By Declan Leary
We have all been reminded innumerable times about the paramount importance of “learning the lessons” of COVID-19, with the frequency and shrillness steadily increasing as the bootheel slowly lifts. Some of it is harmless stuff—wash your hands often with soap and water—though we can, of course, object to the implicit suggestion (victim-blaming?) that anything we might have done could have prevented the catastrophe rained down by a few hubristic (U.S.-funded) bioscience researchers in Wuhan.
And yet, in spite of the now un-debunked theory that scientific arrogance lies at the root of the last year’s disaster, the next admonition of the media and the left is inevitably to “trust the scientists” (or “the experts”) with blind, unflinching faith while they dictate the precise ways that your life should be upturned in the name of scientific prudence. Now, I’ll wash my hands, sure. But trust scientists? Why? On my personal scale of trusted classes, scientists rank somewhere between used car salesmen and that guy running three-card monte on the corner of the street.
The United States Senate delivered a clear reminder of why we should not trust scientists and their cheerleaders last week, by voting down Sen. Mike Braun’s (R-Ind.) proposed amendment to the tech-booster Endless Frontier Act, which would have banned U.S. taxpayer funding of human chimera experiments—the creation of organisms with both human and non-human animal cells—anywhere in the world. Of the Senate’s 50 Republicans, 48 voted to pass the amendment. Two—Marsha Blackburn (Tenn.) and Thom Tillis (N.C.)—did not vote. Joe Manchin (D-W.Va.) likewise abstained, while all 49 other Senate Democrats united to kill the proposal. This is the third failed Republican attempt to legislate a federal ban, after the Human Chimera Prohibition Act introduced by Sen. Samuel Brownback (Kan.) in 2005, and the Human-Animal Chimera Prohibition Act of 2016 introduced by Rep. Christopher Smith (N.J.).

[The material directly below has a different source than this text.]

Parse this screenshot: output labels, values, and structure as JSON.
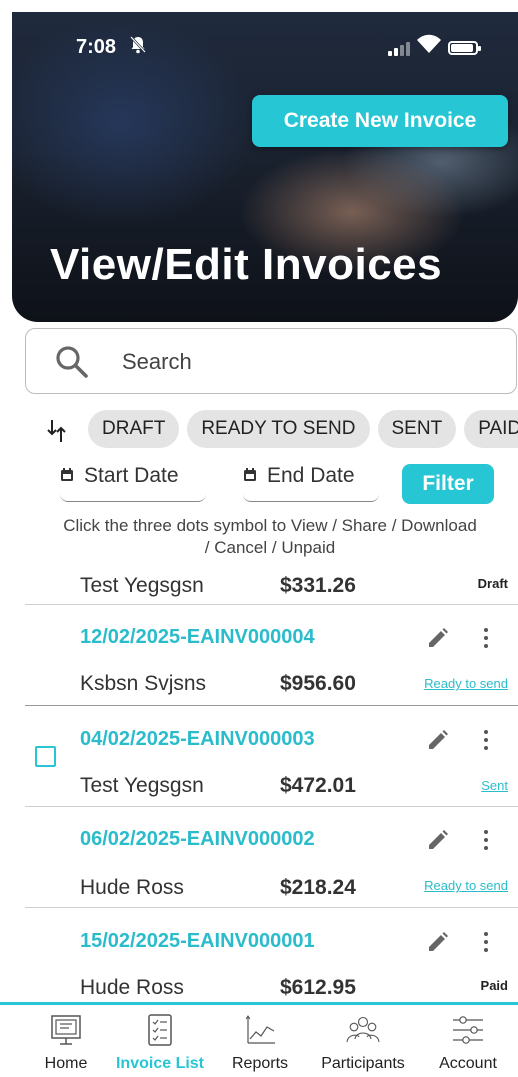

In introducing this most recent effort, Braun had argued that “human life is distinct and sacred, and research that creates an animal-human hybrid or transfers a human embryo into an animal womb or vice versa should be completely prohibited, and engaging in such unethical experiments should be a crime.” In saner times, this would be entirely uncontroversial.
We do not live in sane times. Lab-created chimeras have been an enduring element of cutting-edge bioscience for roughly half a century, and it was only a matter of time before the mingling of rats with mice and sheep with goats gave way to more arrogant, more sinister experimentation. One such endeavor made headlines recently, when a group of scientists led by Juan Carlos Izpisua Belmonte of the Salk Institute published a paper in the journal Cell this April claiming to have successfully produced chimeric human-monkey embryos.
The last surviving of the embryos was terminated after 19 days, which the scientists apparently think obviates any potential moral concerns that might have arisen if development had been allowed to continue further. It is, of course, worth noting that the moral assumption that underlies this line of thought—that …read more
Via:: American Conservative
Invalid XML: 410 Gone Gone The requested resource/onca/xml is no longer available on this server and there is no forwarding address. Please remove all references to this resource.